▸ **Problem requirements**: The answer must be an exact copy of every entry, with no pictures in it.

▸ **Data to examine**:
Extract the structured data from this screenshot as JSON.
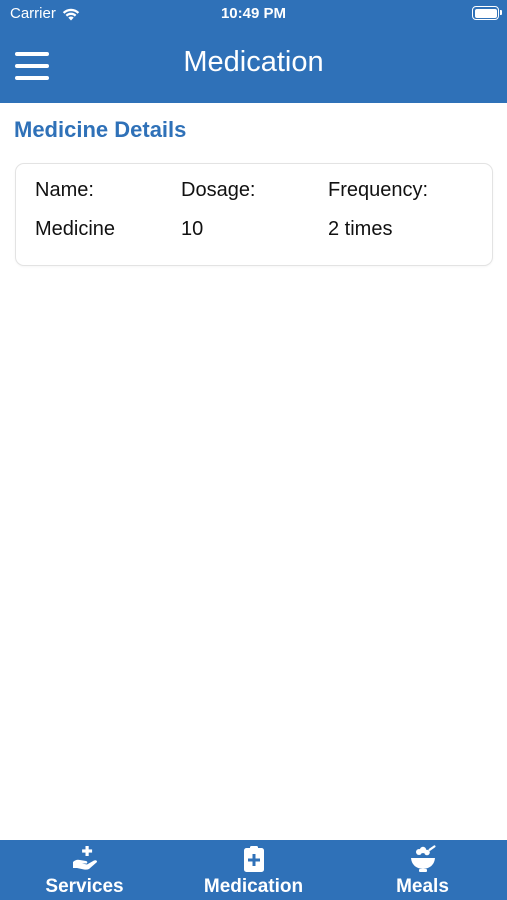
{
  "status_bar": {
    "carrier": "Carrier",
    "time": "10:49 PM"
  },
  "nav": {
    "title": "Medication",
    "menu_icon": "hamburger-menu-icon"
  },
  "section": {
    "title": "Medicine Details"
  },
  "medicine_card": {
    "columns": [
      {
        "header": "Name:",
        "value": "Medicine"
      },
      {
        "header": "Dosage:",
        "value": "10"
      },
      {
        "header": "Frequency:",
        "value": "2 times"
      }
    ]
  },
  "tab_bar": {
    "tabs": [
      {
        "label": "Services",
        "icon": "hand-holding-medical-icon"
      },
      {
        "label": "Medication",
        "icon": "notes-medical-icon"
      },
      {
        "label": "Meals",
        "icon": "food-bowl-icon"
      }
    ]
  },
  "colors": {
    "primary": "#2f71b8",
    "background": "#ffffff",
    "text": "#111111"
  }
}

▸ **Result for this task**:
Extract the structured data from this screenshot as JSON.
{
  "status_bar": {
    "carrier": "Carrier",
    "time": "10:49 PM"
  },
  "nav": {
    "title": "Medication",
    "menu_icon": "hamburger-menu-icon"
  },
  "section": {
    "title": "Medicine Details"
  },
  "medicine_card": {
    "columns": [
      {
        "header": "Name:",
        "value": "Medicine"
      },
      {
        "header": "Dosage:",
        "value": "10"
      },
      {
        "header": "Frequency:",
        "value": "2 times"
      }
    ]
  },
  "tab_bar": {
    "tabs": [
      {
        "label": "Services",
        "icon": "hand-holding-medical-icon"
      },
      {
        "label": "Medication",
        "icon": "notes-medical-icon"
      },
      {
        "label": "Meals",
        "icon": "food-bowl-icon"
      }
    ]
  },
  "colors": {
    "primary": "#2f71b8",
    "background": "#ffffff",
    "text": "#111111"
  }
}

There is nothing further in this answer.